A successful session is reliant on so many factors of mother nature—a force way bigger than us. For ideal conditions to exist, a good-sized swell must approach from the right direction, the wind must be flowing offshore, and you have to time your session right with the ebb and flow of the tide.
The sport is always teaching you life lessons. It is humbling, even if you’ve been practicing it for many years. One reason why it takes so long to master is that the conditions are going to be different every time you get out there. You might have caught a million yesterday, but today makes you feel like a kook because you can’t land one decent wave.

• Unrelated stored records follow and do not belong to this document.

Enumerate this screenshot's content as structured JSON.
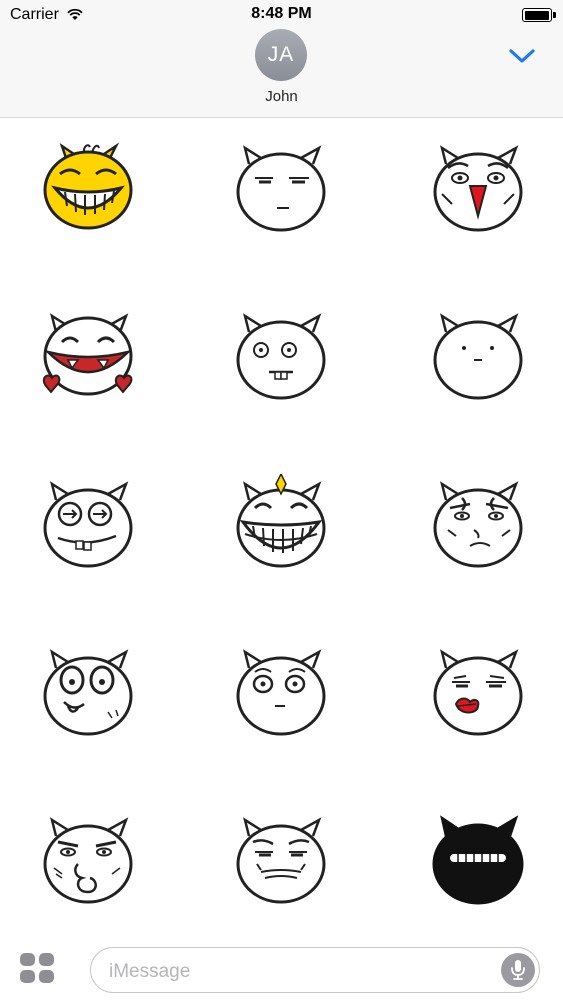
{
  "status_bar": {
    "carrier": "Carrier",
    "time": "8:48 PM",
    "battery_level": 1.0
  },
  "header": {
    "avatar_initials": "JA",
    "contact_name": "John",
    "collapse_icon": "chevron-down-icon",
    "accent_color": "#1a7cf5"
  },
  "stickers": [
    {
      "name": "laughing-yellow"
    },
    {
      "name": "unimpressed"
    },
    {
      "name": "nosebleed-sad"
    },
    {
      "name": "hearts-big-grin"
    },
    {
      "name": "derp-buck-teeth"
    },
    {
      "name": "blank-face"
    },
    {
      "name": "arrow-eyes"
    },
    {
      "name": "sparkle-grin"
    },
    {
      "name": "frowning-skeptical"
    },
    {
      "name": "shocked-tongue"
    },
    {
      "name": "startled"
    },
    {
      "name": "red-lips-sleepy"
    },
    {
      "name": "chin-pout"
    },
    {
      "name": "tired-meh"
    },
    {
      "name": "black-grin"
    }
  ],
  "compose": {
    "apps_icon": "apps-icon",
    "placeholder": "iMessage",
    "mic_icon": "microphone-icon"
  }
}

The community of people that you become a part of when you surf is special. A shared obsession with the ocean that brings you to dive into the water at dawn to get a session in bonds you quick. When you’re out there, you’ll find yourself interacting with people of all ages and backgrounds. People enjoy sharing the stoke of the sport. When you see someone out there teaching somebody new, you’ll encounter them cheering at the top of their lungs when they catch a good wave, and as you look around, you’ll see smiles all across the lineup. The other day, I caught a long wave in to be met with a cheering crowd of locals who frequent the spot that I do. When I got to shore, a local showed me their secret stash of hot packs to access in case I, or someone else, gets stung by a stingray when they aren’t around.
Being out in the ocean and abiding by her rules gives surfers a deep love and connection to nature. It’s common to see sea animals out there, like dolphins, stingrays, and fish. When you have an encounter, it’s a reminder that we are invading their territory. It sucks when you see trash floating in the water, or on the sand in its route to the water. It’s a sad reminder of the negative impact that humans can have on natural environments. It inspires you to pick up trash and advocate for sustainability so that we, as a collective, can take care of the beauty that we are lucky to have access to.
Tune in to see surfing break into the biggest international sporting event in the world beginning on Saturday, July 24th.
Do you live by the ocean? Paddle out with an instructor.
Don't live by the water, but still want to train for your next surf trip? Consider these classes.
If your location isn't listed above, browse Mindbody to see if they are available in your city.